You realise how much you depend on something when you cannot use it. This applies perfectly to Internet access at home, on our mobile devices and also at the office. A few days ago the Malta Information Technology Agency (MITA), which provides Internet access and IT services to government, admitted that it experienced problems on its Internet network.
“Earlier this morning at 09:55hrs internet traffic to a number of government websites and eGovernment services was disrupted. Some internal Government sites have also experienced connectivity issues. Although investigations are still underway, preliminary tests show that the disruption was caused due to a technical fault in some of the main third-party fibre connections used by Government.”
In an increasingly connected world, the chain is as strong as its weakest link. And the Internet chain is made of a lot of links, starting from your very own computer, then going out of your home or office through the telephone line or cable, then onto the Internet Service Provider, then Malta’s link with Sicily, and then the international Internet access providers. This not to mention that problem could be with the very website or online service you are trying to access.
IT companies today never guarantee a 100% efficient service or 100% uptime in terms of Internet connection. Though they very well do their best to achieve it, it’s almost impossible given the good number of factors in the equation.
MITA’s Internet service is not exception, as it is connected and to a certain extent depends on the service provided by Maltese private Internet Service Providers. Not matter how much MITA tries, it depends on them. And in case of failure, it’s tens of thousand of Public Service Employees and government entities that get affected negatively, with the result that they cannot provide critical services efficiently. In the end, it’s the citizen that suffers.

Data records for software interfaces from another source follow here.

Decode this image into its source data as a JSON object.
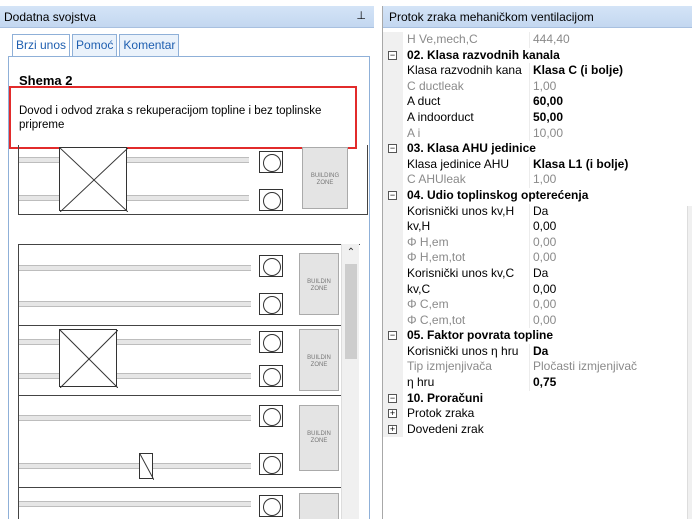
{
  "left_panel": {
    "title": "Dodatna svojstva",
    "pin": "ၠ",
    "tabs": [
      "Brzi unos",
      "Pomoć",
      "Komentar"
    ],
    "schema_title": "Shema 2",
    "description": "Dovod i odvod zraka s rekuperacijom topline i bez toplinske pripreme",
    "zone_label": "BUILDING ZONE",
    "zone_label_short": "BUILDIN ZONE"
  },
  "right_panel": {
    "title": "Protok zraka mehaničkom ventilacijom",
    "rows": [
      {
        "type": "prop",
        "name": "H Ve,mech,C",
        "value": "444,40",
        "dim": true
      },
      {
        "type": "sec",
        "toggle": "−",
        "name": "02. Klasa razvodnih kanala"
      },
      {
        "type": "prop",
        "name": "Klasa razvodnih kana",
        "value": "Klasa C (i bolje)",
        "bold": true
      },
      {
        "type": "prop",
        "name": "C ductleak",
        "value": "1,00",
        "dim": true
      },
      {
        "type": "prop",
        "name": "A duct",
        "value": "60,00",
        "bold": true
      },
      {
        "type": "prop",
        "name": "A indoorduct",
        "value": "50,00",
        "bold": true
      },
      {
        "type": "prop",
        "name": "A i",
        "value": "10,00",
        "dim": true
      },
      {
        "type": "sec",
        "toggle": "−",
        "name": "03. Klasa AHU jedinice"
      },
      {
        "type": "prop",
        "name": "Klasa jedinice AHU",
        "value": "Klasa L1 (i bolje)",
        "bold": true
      },
      {
        "type": "prop",
        "name": "C AHUleak",
        "value": "1,00",
        "dim": true
      },
      {
        "type": "sec",
        "toggle": "−",
        "name": "04. Udio toplinskog opterećenja"
      },
      {
        "type": "prop",
        "name": "Korisnički unos kv,H",
        "value": "Da"
      },
      {
        "type": "prop",
        "name": "kv,H",
        "value": "0,00"
      },
      {
        "type": "prop",
        "name": "Φ H,em",
        "value": "0,00",
        "dim": true
      },
      {
        "type": "prop",
        "name": "Φ H,em,tot",
        "value": "0,00",
        "dim": true
      },
      {
        "type": "prop",
        "name": "Korisnički unos kv,C",
        "value": "Da"
      },
      {
        "type": "prop",
        "name": "kv,C",
        "value": "0,00"
      },
      {
        "type": "prop",
        "name": "Φ C,em",
        "value": "0,00",
        "dim": true
      },
      {
        "type": "prop",
        "name": "Φ C,em,tot",
        "value": "0,00",
        "dim": true
      },
      {
        "type": "sec",
        "toggle": "−",
        "name": "05. Faktor povrata topline"
      },
      {
        "type": "prop",
        "name": "Korisnički unos η hru",
        "value": "Da",
        "bold": true
      },
      {
        "type": "prop",
        "name": "Tip izmjenjivača",
        "value": "Pločasti izmjenjivač",
        "dim": true
      },
      {
        "type": "prop",
        "name": "η hru",
        "value": "0,75",
        "bold": true
      },
      {
        "type": "sec",
        "toggle": "−",
        "name": "10. Proračuni"
      },
      {
        "type": "sub",
        "toggle": "+",
        "name": "Protok zraka"
      },
      {
        "type": "sub",
        "toggle": "+",
        "name": "Dovedeni zrak"
      }
    ]
  }
}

Malta’s Internet infrastructure has been built over the years and both the government and the private providers have invested tens of millions of euros into the local infrastructure and Malta’s submarine links to Italy. Malta is on its way to meet the EU’s Digital Agenda’s 2020 goals and provide super-fast Internet access over high-speed networks based on fiber cables.
The challenge now is exploiting the infrastructure and continue to build on it to provide the next generation digital services and make sure that our society as a whole benefits from the digital services like electronic commerce, electronic government, true electronic health services, and better lifelong education.
It’s here that we run the risk of failing. Only around 15% of Maltese businesses sell online, according to the latest survey sponsored by the Malta Communications Authority. Despite the ‘state-of-the-art’ Mater Dei Hospital and the new e-health system on its way, thousands of patients still receive care in corridors and the very long waiting lists are still there.
On Friday morning there was a power cut that affected tens of thousands of households in the South of Malta. It’s no use having the best infrastructure when there’s no electricity to feed it.
It’s nice to have smart meters at home but what about issues of privacy?
It’s nice to have an app on your smartphone or tablet that tells you when is the next Gozo ferry but it’s useless if the ships are out of action and the Cirkewwa terminal is not yet finished after 9 years in the making.
It’s nice to have interactive whiteboards in every classroom and a good online learning platform, but not at the expense of stressing out teachers even more.
These bread and butter issues are dependent on the use of the technology, granted, but they remain at the heart of every initiative taken in the field of technology. People, not machines, must come first.